#### What to do:
Find the string "images" in the entries and copy each line that has it.

#### Input data:
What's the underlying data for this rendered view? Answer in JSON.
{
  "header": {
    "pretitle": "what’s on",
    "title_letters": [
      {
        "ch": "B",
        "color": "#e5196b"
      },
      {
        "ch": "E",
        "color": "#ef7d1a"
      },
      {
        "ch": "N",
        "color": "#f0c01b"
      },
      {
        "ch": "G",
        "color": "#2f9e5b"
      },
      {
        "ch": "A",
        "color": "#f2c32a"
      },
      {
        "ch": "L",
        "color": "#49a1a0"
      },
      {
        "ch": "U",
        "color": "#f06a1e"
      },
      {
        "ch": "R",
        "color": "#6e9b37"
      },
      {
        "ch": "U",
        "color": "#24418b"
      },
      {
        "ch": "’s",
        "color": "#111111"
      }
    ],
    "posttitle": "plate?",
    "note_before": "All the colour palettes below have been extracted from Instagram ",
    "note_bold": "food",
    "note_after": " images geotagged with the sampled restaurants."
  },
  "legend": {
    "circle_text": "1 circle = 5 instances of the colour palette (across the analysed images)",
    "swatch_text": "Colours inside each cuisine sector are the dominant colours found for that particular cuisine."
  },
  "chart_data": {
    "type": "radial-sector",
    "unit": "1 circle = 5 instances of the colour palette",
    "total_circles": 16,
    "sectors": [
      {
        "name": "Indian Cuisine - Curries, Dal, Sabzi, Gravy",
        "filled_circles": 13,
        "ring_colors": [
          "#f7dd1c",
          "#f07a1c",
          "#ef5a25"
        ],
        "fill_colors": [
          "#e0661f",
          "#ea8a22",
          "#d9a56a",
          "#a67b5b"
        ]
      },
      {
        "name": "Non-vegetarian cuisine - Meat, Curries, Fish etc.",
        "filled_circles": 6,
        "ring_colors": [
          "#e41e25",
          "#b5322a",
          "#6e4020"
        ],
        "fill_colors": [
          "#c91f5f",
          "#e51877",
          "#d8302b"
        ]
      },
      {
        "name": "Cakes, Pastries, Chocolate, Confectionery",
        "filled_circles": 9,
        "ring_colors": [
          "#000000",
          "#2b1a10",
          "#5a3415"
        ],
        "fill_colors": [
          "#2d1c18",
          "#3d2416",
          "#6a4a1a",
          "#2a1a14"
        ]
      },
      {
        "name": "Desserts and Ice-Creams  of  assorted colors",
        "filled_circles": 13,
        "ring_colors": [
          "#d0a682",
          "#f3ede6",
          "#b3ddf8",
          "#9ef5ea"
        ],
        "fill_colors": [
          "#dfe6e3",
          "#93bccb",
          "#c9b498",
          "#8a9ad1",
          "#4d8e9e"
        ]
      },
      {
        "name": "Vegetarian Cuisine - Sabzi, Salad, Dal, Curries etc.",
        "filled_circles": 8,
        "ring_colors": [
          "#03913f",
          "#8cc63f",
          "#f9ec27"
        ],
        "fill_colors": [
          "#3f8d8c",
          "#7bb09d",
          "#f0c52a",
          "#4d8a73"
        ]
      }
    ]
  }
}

#### Written response:
    "note_after": " images geotagged with the sampled restaurants."
    "circle_text": "1 circle = 5 instances of the colour palette (across the analysed images)",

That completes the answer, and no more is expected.